The Separation tree was a heritage listed[1] Eucalyptus camaldulensis tree,[2] commonly known as a red river gum, located in the Royal Botanic Gardens Victoria in Melbourne in Victoria.[3]

Found on the Tennyson Lawn the tree was one of two original river red gums that were along the banks of the swampy billabong which makes up part of the Ornamental Lake.[2]

The tree was a Melbourne landmark and is best known as the site where the citizens of the city congregated on 15 November 1850 to celebrate when the news that Victoria was to separate from the colony of New South Wales[3] after it had been announced by Governor La Trobe.[4] It is one of the few trees left in the garden that pre-dates European colonization.[1] The tree was approximately 24 metres (79 ft) in height with a canopy that was around 27 m (89 ft) wide. The trunk had a circumference of 3.83 m (13 ft) at its girth.[5] A plaque commemorating the centenary the separation of the colonies was placed at the base of the tree in 1951.[6]

Remains of the tree in 2018

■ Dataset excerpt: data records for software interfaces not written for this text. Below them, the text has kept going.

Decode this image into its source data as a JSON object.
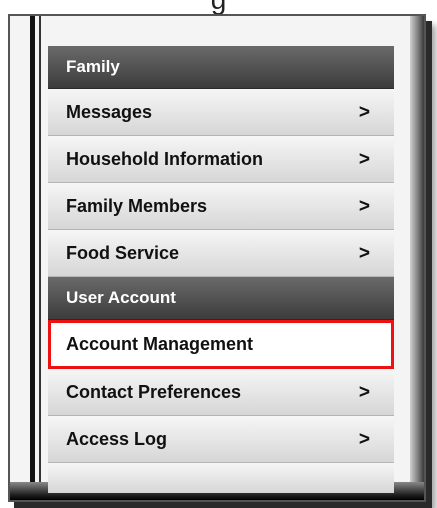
{
  "top_caption": "g",
  "menu": {
    "family_header": "Family",
    "family_items": [
      {
        "label": "Messages",
        "chevron": ">"
      },
      {
        "label": "Household Information",
        "chevron": ">"
      },
      {
        "label": "Family Members",
        "chevron": ">"
      },
      {
        "label": "Food Service",
        "chevron": ">"
      }
    ],
    "account_header": "User Account",
    "account_items": [
      {
        "label": "Account Management",
        "chevron": ""
      },
      {
        "label": "Contact Preferences",
        "chevron": ">"
      },
      {
        "label": "Access Log",
        "chevron": ">"
      }
    ]
  },
  "colors": {
    "highlight": "#ee1111",
    "section_bg": "#4a4a4a"
  }
}
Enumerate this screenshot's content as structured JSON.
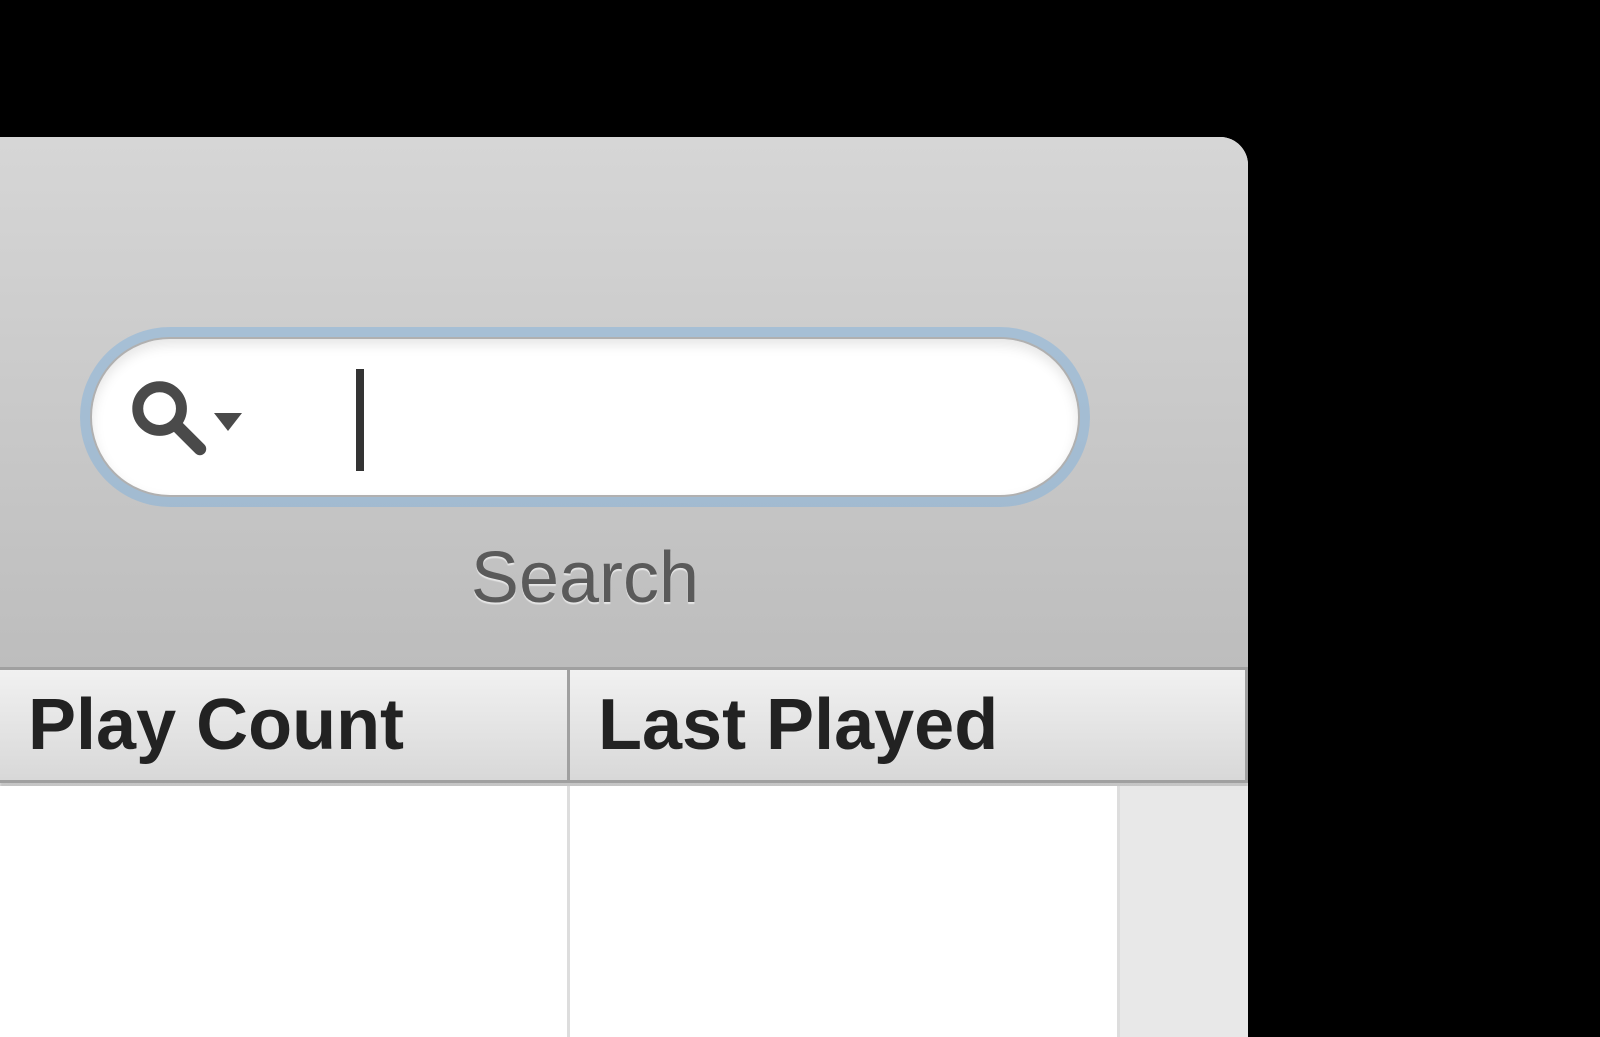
{
  "toolbar": {
    "search": {
      "label": "Search",
      "value": "",
      "placeholder": ""
    }
  },
  "table": {
    "columns": [
      "Play Count",
      "Last Played"
    ]
  }
}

In 1982 the Separation Tree was placed on the Significant Tree Register of the National Trust of Victoria.[2][5]

In 2010 and again in 2013 the 400 year old tree was damaged in acts of vandalism.[4] In the 2010 attack the tree was ringbarked and about 90 per cent of the cambial tissue removed. The wound was further widened and the remaining 10 per cent was destroyed in the 2013 attack.[3]

The tree canopy and parts of the trunk were lopped in 2015 after it was confirmed to be dead.[1] By July 2015 only the main trunk and parts of three scaffold limbs remained. There are 26 separate plantings of saplings of the original tree scattered around Victoria including one in the botanic gardens in Melbourne and another in the garden at Parliament House.[7][8]

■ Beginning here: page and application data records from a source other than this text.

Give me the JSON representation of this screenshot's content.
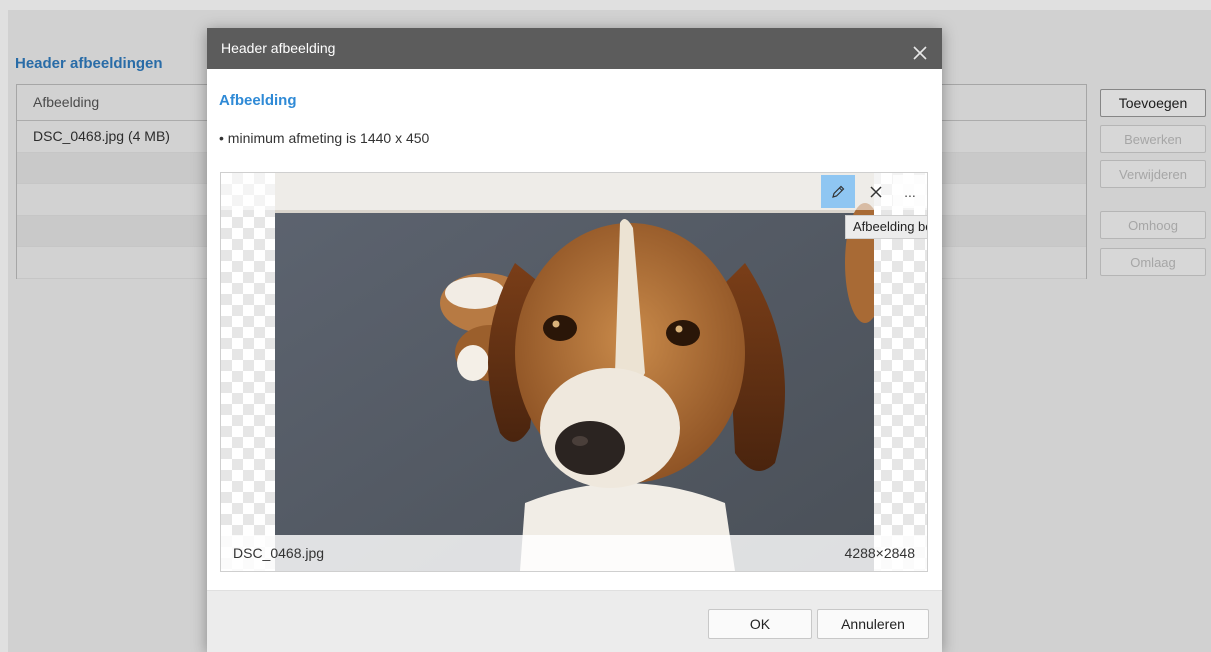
{
  "page": {
    "section_title": "Header afbeeldingen",
    "table": {
      "header": "Afbeelding",
      "rows": [
        "DSC_0468.jpg (4 MB)",
        "",
        "",
        "",
        ""
      ]
    },
    "buttons": {
      "add": "Toevoegen",
      "edit": "Bewerken",
      "delete": "Verwijderen",
      "up": "Omhoog",
      "down": "Omlaag"
    }
  },
  "dialog": {
    "title": "Header afbeelding",
    "subtitle": "Afbeelding",
    "hint": "• minimum afmeting is 1440 x 450",
    "image": {
      "toolbar": {
        "edit_icon": "pencil-icon",
        "remove_icon": "close-icon",
        "more_label": "..."
      },
      "tooltip": "Afbeelding bewerken",
      "filename": "DSC_0468.jpg",
      "dimensions": "4288×2848"
    },
    "footer": {
      "ok_label": "OK",
      "cancel_label": "Annuleren"
    }
  },
  "colors": {
    "accent": "#2f8ad6",
    "header_bg": "#5c5c5c",
    "edit_active": "#8fc6f2"
  }
}
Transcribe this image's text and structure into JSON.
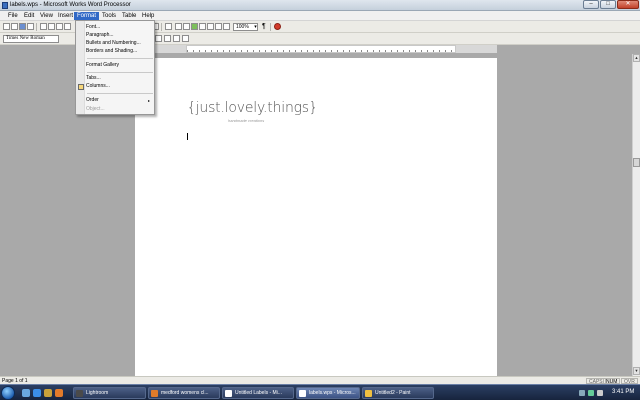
{
  "window": {
    "title": "labels.wps - Microsoft Works Word Processor",
    "minimize": "–",
    "maximize": "□",
    "close": "✕"
  },
  "menu": [
    "File",
    "Edit",
    "View",
    "Insert",
    "Format",
    "Tools",
    "Table",
    "Help"
  ],
  "active_menu": "Format",
  "format_menu": {
    "font": "Font...",
    "paragraph": "Paragraph...",
    "bullets": "Bullets and Numbering...",
    "borders": "Borders and Shading...",
    "gallery": "Format Gallery",
    "tabs": "Tabs...",
    "columns": "Columns...",
    "order": "Order",
    "object": "Object..."
  },
  "toolbar": {
    "font_name": "Times New Roman",
    "zoom": "100%",
    "zoom_arrow": "▾",
    "para_mark": "¶"
  },
  "document": {
    "logo_text": "{just.lovely.things}",
    "logo_sub": "handmade creations"
  },
  "scrollbar": {
    "up": "▲",
    "down": "▼"
  },
  "statusbar": {
    "page": "Page 1 of 1",
    "caps": "CAPS",
    "num": "NUM",
    "ovr": "OVR"
  },
  "taskbar": {
    "items": [
      "Lightroom",
      "medford womens cl...",
      "Untitled Labels - Mi...",
      "labels.wps - Micros...",
      "Untitled2 - Paint"
    ],
    "clock": "3:41 PM"
  },
  "colors": {
    "accent": "#3169c6",
    "taskbar": "#1f2f4f"
  }
}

See alsoEdit

ReferencesEdit

  1. ^ a b c Carolyn Webb (13 February 2015). "Canopy of dead Separation Tree in Botanic Gardens to be lopped". The Age. Fairfax Media. Retrieved 23 December 2017.
  2. ^ a b c "Eucalyptus camaldulensis Royal Botanic Gardens, Birdwood Avenue, Melbourne". Victorian Heritage Database. Heritage Council Victoria. Retrieved 24 December 2017.
  3. ^ a b c "Saying goodbye to the Separation Tree". Royal Botanic Gardens Victoria. 5 January 2015. Retrieved 23 December 2017.
  4. ^ a b Jeff Sparrow (7 January 2015). "Well done, humans. We've killed Melbourne's Separation Tree". The Guardian. Retrieved 23 December 2015.
  5. ^ a b "Separation Tree". OnlyMelbourne. Retrieved 23 December 2017.
  6. ^ "Separation Tree". Monument Australia. Retrieved 23 December 2017.
  7. ^ "Victoria's Separation Tree lives on". GardenDrum. 5 July 2015. Retrieved 23 December 2017.
  8. ^ "Pride of place for Separation tree sapling". Parliament of Victoria. 19 June 2015. Retrieved 23 December 2017.

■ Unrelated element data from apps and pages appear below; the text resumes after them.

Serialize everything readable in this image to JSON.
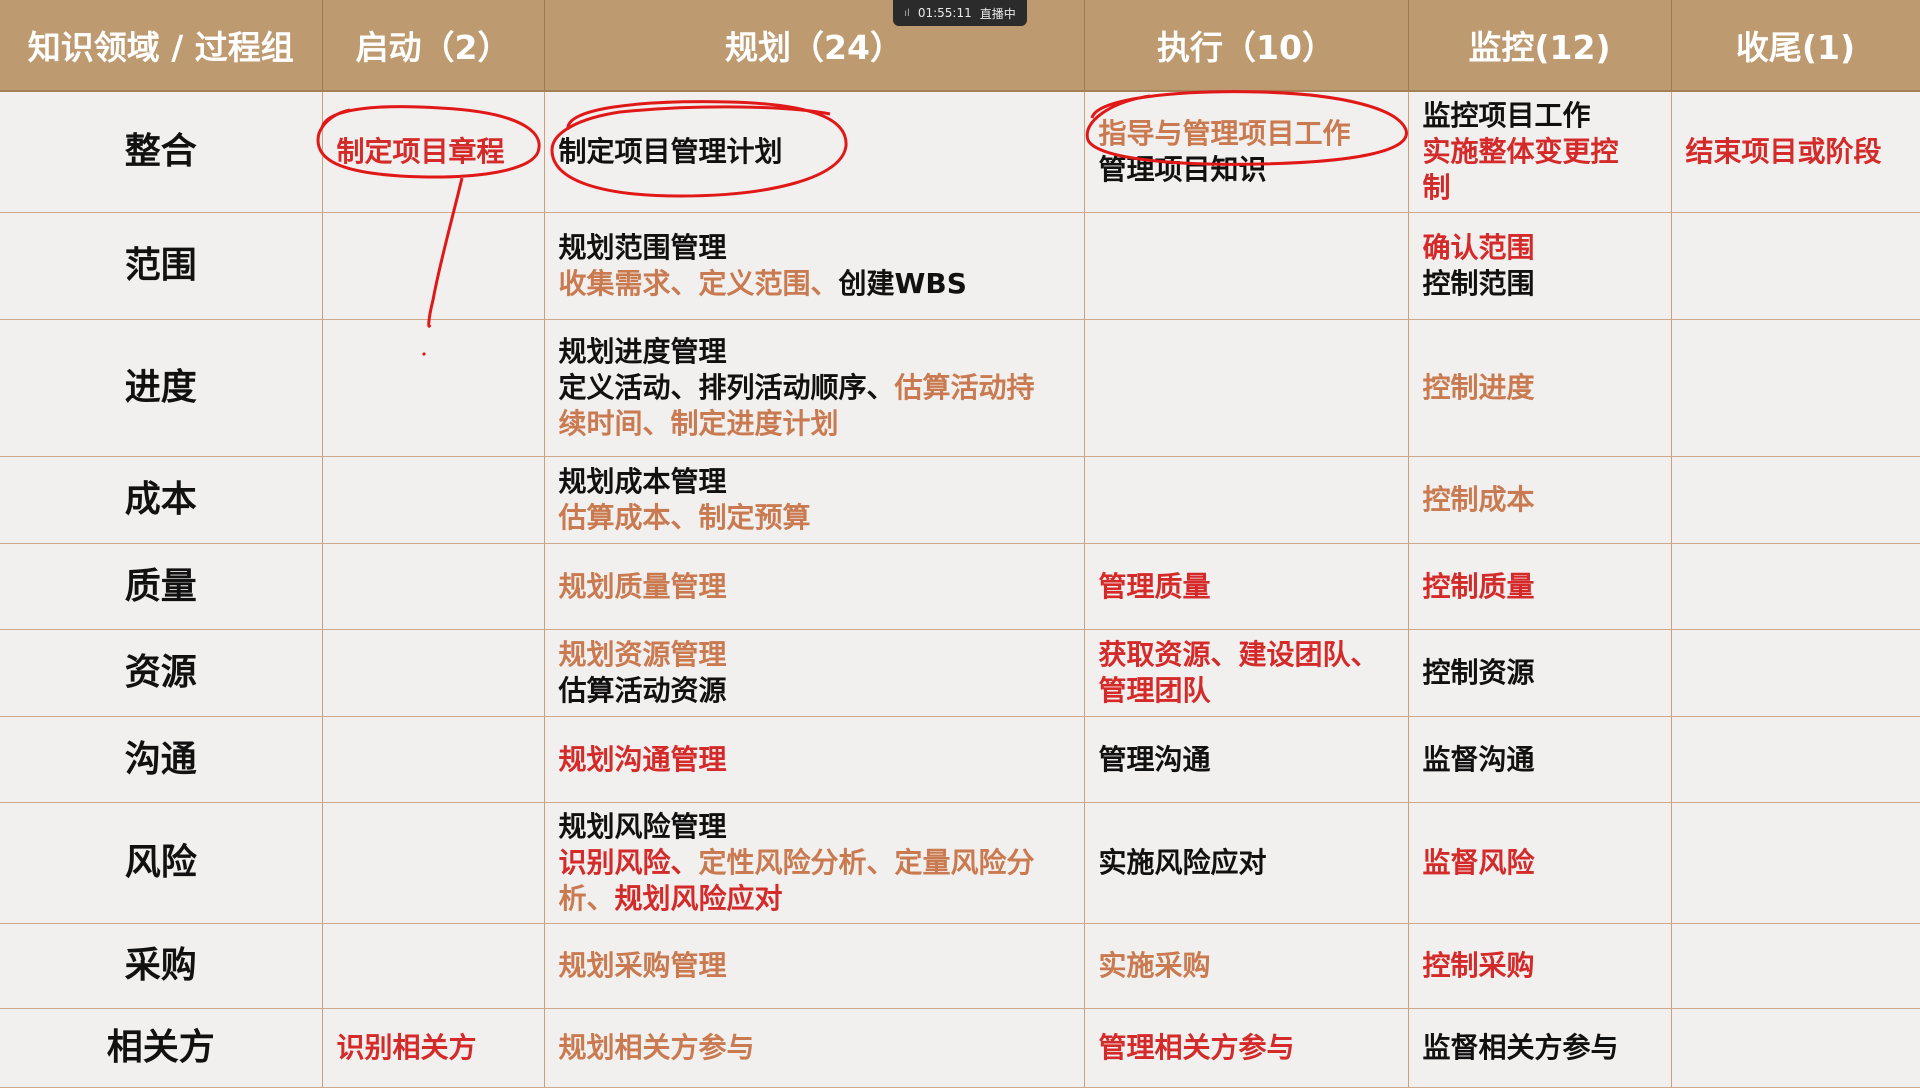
{
  "live": {
    "time": "01:55:11",
    "status": "直播中",
    "signal_glyph": "ıl"
  },
  "colors": {
    "header_bg": "#be9a70",
    "red": "#d42a2a",
    "orange": "#c97a50",
    "black": "#111111",
    "ink": "#e01818"
  },
  "headers": [
    "知识领域 / 过程组",
    "启动（2）",
    "规划（24）",
    "执行（10）",
    "监控(12)",
    "收尾(1)"
  ],
  "rows": [
    {
      "area": "整合",
      "cells": [
        [
          [
            {
              "t": "制定项目章程",
              "c": "r"
            }
          ]
        ],
        [
          [
            {
              "t": "制定项目管理计划",
              "c": "k"
            }
          ]
        ],
        [
          [
            {
              "t": "指导与管理项目工作",
              "c": "o"
            }
          ],
          [
            {
              "t": "管理项目知识",
              "c": "k"
            }
          ]
        ],
        [
          [
            {
              "t": "监控项目工作",
              "c": "k"
            }
          ],
          [
            {
              "t": "实施整体变更控",
              "c": "r"
            }
          ],
          [
            {
              "t": "制",
              "c": "r"
            }
          ]
        ],
        [
          [
            {
              "t": "结束项目或阶段",
              "c": "r"
            }
          ]
        ]
      ]
    },
    {
      "area": "范围",
      "cells": [
        [],
        [
          [
            {
              "t": "规划范围管理",
              "c": "k"
            }
          ],
          [
            {
              "t": "收集需求、定义范围、",
              "c": "o"
            },
            {
              "t": "创建WBS",
              "c": "k"
            }
          ]
        ],
        [],
        [
          [
            {
              "t": "确认范围",
              "c": "r"
            }
          ],
          [
            {
              "t": "控制范围",
              "c": "k"
            }
          ]
        ],
        []
      ]
    },
    {
      "area": "进度",
      "cells": [
        [],
        [
          [
            {
              "t": "规划进度管理",
              "c": "k"
            }
          ],
          [
            {
              "t": "定义活动、排列活动顺序、",
              "c": "k"
            },
            {
              "t": "估算活动持",
              "c": "o"
            }
          ],
          [
            {
              "t": "续时间、制定进度计划",
              "c": "o"
            }
          ]
        ],
        [],
        [
          [
            {
              "t": "控制进度",
              "c": "o"
            }
          ]
        ],
        []
      ]
    },
    {
      "area": "成本",
      "cells": [
        [],
        [
          [
            {
              "t": "规划成本管理",
              "c": "k"
            }
          ],
          [
            {
              "t": "估算成本、制定预算",
              "c": "o"
            }
          ]
        ],
        [],
        [
          [
            {
              "t": "控制成本",
              "c": "o"
            }
          ]
        ],
        []
      ]
    },
    {
      "area": "质量",
      "cells": [
        [],
        [
          [
            {
              "t": "规划质量管理",
              "c": "o"
            }
          ]
        ],
        [
          [
            {
              "t": "管理质量",
              "c": "r"
            }
          ]
        ],
        [
          [
            {
              "t": "控制质量",
              "c": "r"
            }
          ]
        ],
        []
      ]
    },
    {
      "area": "资源",
      "cells": [
        [],
        [
          [
            {
              "t": "规划资源管理",
              "c": "o"
            }
          ],
          [
            {
              "t": "估算活动资源",
              "c": "k"
            }
          ]
        ],
        [
          [
            {
              "t": "获取资源、建设团队、",
              "c": "r"
            }
          ],
          [
            {
              "t": "管理团队",
              "c": "r"
            }
          ]
        ],
        [
          [
            {
              "t": "控制资源",
              "c": "k"
            }
          ]
        ],
        []
      ]
    },
    {
      "area": "沟通",
      "cells": [
        [],
        [
          [
            {
              "t": "规划沟通管理",
              "c": "r"
            }
          ]
        ],
        [
          [
            {
              "t": "管理沟通",
              "c": "k"
            }
          ]
        ],
        [
          [
            {
              "t": "监督沟通",
              "c": "k"
            }
          ]
        ],
        []
      ]
    },
    {
      "area": "风险",
      "cells": [
        [],
        [
          [
            {
              "t": "规划风险管理",
              "c": "k"
            }
          ],
          [
            {
              "t": "识别风险、",
              "c": "r"
            },
            {
              "t": "定性风险分析、定量风险分",
              "c": "o"
            }
          ],
          [
            {
              "t": "析、",
              "c": "o"
            },
            {
              "t": "规划风险应对",
              "c": "r"
            }
          ]
        ],
        [
          [
            {
              "t": "实施风险应对",
              "c": "k"
            }
          ]
        ],
        [
          [
            {
              "t": "监督风险",
              "c": "r"
            }
          ]
        ],
        []
      ]
    },
    {
      "area": "采购",
      "cells": [
        [],
        [
          [
            {
              "t": "规划采购管理",
              "c": "o"
            }
          ]
        ],
        [
          [
            {
              "t": "实施采购",
              "c": "o"
            }
          ]
        ],
        [
          [
            {
              "t": "控制采购",
              "c": "r"
            }
          ]
        ],
        []
      ]
    },
    {
      "area": "相关方",
      "cells": [
        [
          [
            {
              "t": "识别相关方",
              "c": "r"
            }
          ]
        ],
        [
          [
            {
              "t": "规划相关方参与",
              "c": "o"
            }
          ]
        ],
        [
          [
            {
              "t": "管理相关方参与",
              "c": "r"
            }
          ]
        ],
        [
          [
            {
              "t": "监督相关方参与",
              "c": "k"
            }
          ]
        ],
        []
      ]
    }
  ]
}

Coordinates: 37°49′44″S 144°59′03″E / 37.828808°S 144.984225°E / -37.828808; 144.984225